_ASSIGNMENT_:
Each record that follows should be reproduced in full, character for character.

=== Begin Enclosure ===

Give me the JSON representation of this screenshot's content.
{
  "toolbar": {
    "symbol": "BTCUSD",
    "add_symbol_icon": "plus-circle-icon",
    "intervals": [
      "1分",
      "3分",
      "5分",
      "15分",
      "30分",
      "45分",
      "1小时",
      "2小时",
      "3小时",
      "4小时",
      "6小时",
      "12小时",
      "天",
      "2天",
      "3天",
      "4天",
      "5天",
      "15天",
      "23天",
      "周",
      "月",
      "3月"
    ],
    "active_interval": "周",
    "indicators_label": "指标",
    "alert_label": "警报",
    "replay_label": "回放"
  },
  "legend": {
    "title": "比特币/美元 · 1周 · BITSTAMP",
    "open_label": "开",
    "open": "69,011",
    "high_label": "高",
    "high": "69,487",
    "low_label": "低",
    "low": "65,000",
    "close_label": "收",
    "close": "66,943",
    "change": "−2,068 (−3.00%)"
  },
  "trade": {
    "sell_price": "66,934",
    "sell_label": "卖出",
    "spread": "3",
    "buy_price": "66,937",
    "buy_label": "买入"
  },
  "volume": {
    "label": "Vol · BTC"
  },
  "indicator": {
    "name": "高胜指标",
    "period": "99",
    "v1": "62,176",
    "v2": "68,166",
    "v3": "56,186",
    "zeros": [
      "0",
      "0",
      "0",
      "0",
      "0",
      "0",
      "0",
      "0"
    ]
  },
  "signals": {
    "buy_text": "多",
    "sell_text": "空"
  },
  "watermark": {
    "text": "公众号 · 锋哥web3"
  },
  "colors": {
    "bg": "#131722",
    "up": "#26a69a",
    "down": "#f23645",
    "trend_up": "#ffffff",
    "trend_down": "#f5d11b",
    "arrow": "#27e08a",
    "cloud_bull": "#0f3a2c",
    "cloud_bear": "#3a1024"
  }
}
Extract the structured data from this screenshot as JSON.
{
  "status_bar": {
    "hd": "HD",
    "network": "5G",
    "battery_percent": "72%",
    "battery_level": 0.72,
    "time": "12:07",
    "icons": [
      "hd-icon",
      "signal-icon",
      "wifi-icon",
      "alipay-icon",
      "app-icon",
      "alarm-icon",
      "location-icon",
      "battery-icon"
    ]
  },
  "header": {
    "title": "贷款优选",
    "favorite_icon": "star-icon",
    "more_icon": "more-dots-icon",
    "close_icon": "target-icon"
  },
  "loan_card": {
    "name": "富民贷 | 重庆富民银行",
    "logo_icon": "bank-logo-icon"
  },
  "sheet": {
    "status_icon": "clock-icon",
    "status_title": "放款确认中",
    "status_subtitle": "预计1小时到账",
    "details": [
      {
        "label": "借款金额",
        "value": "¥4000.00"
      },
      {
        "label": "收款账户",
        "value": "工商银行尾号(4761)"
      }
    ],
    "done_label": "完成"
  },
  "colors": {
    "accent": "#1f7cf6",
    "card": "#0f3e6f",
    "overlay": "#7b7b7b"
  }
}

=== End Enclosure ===

_RESULT BELOW_:
Give me the JSON representation of this screenshot's content.
{
  "toolbar": {
    "symbol": "BTCUSD",
    "add_symbol_icon": "plus-circle-icon",
    "intervals": [
      "1分",
      "3分",
      "5分",
      "15分",
      "30分",
      "45分",
      "1小时",
      "2小时",
      "3小时",
      "4小时",
      "6小时",
      "12小时",
      "天",
      "2天",
      "3天",
      "4天",
      "5天",
      "15天",
      "23天",
      "周",
      "月",
      "3月"
    ],
    "active_interval": "周",
    "indicators_label": "指标",
    "alert_label": "警报",
    "replay_label": "回放"
  },
  "legend": {
    "title": "比特币/美元 · 1周 · BITSTAMP",
    "open_label": "开",
    "open": "69,011",
    "high_label": "高",
    "high": "69,487",
    "low_label": "低",
    "low": "65,000",
    "close_label": "收",
    "close": "66,943",
    "change": "−2,068 (−3.00%)"
  },
  "trade": {
    "sell_price": "66,934",
    "sell_label": "卖出",
    "spread": "3",
    "buy_price": "66,937",
    "buy_label": "买入"
  },
  "volume": {
    "label": "Vol · BTC"
  },
  "indicator": {
    "name": "高胜指标",
    "period": "99",
    "v1": "62,176",
    "v2": "68,166",
    "v3": "56,186",
    "zeros": [
      "0",
      "0",
      "0",
      "0",
      "0",
      "0",
      "0",
      "0"
    ]
  },
  "signals": {
    "buy_text": "多",
    "sell_text": "空"
  },
  "watermark": {
    "text": "公众号 · 锋哥web3"
  },
  "colors": {
    "bg": "#131722",
    "up": "#26a69a",
    "down": "#f23645",
    "trend_up": "#ffffff",
    "trend_down": "#f5d11b",
    "arrow": "#27e08a",
    "cloud_bull": "#0f3a2c",
    "cloud_bear": "#3a1024"
  }
}
Extract the structured data from this screenshot as JSON.
{
  "status_bar": {
    "hd": "HD",
    "network": "5G",
    "battery_percent": "72%",
    "battery_level": 0.72,
    "time": "12:07",
    "icons": [
      "hd-icon",
      "signal-icon",
      "wifi-icon",
      "alipay-icon",
      "app-icon",
      "alarm-icon",
      "location-icon",
      "battery-icon"
    ]
  },
  "header": {
    "title": "贷款优选",
    "favorite_icon": "star-icon",
    "more_icon": "more-dots-icon",
    "close_icon": "target-icon"
  },
  "loan_card": {
    "name": "富民贷 | 重庆富民银行",
    "logo_icon": "bank-logo-icon"
  },
  "sheet": {
    "status_icon": "clock-icon",
    "status_title": "放款确认中",
    "status_subtitle": "预计1小时到账",
    "details": [
      {
        "label": "借款金额",
        "value": "¥4000.00"
      },
      {
        "label": "收款账户",
        "value": "工商银行尾号(4761)"
      }
    ],
    "done_label": "完成"
  },
  "colors": {
    "accent": "#1f7cf6",
    "card": "#0f3e6f",
    "overlay": "#7b7b7b"
  }
}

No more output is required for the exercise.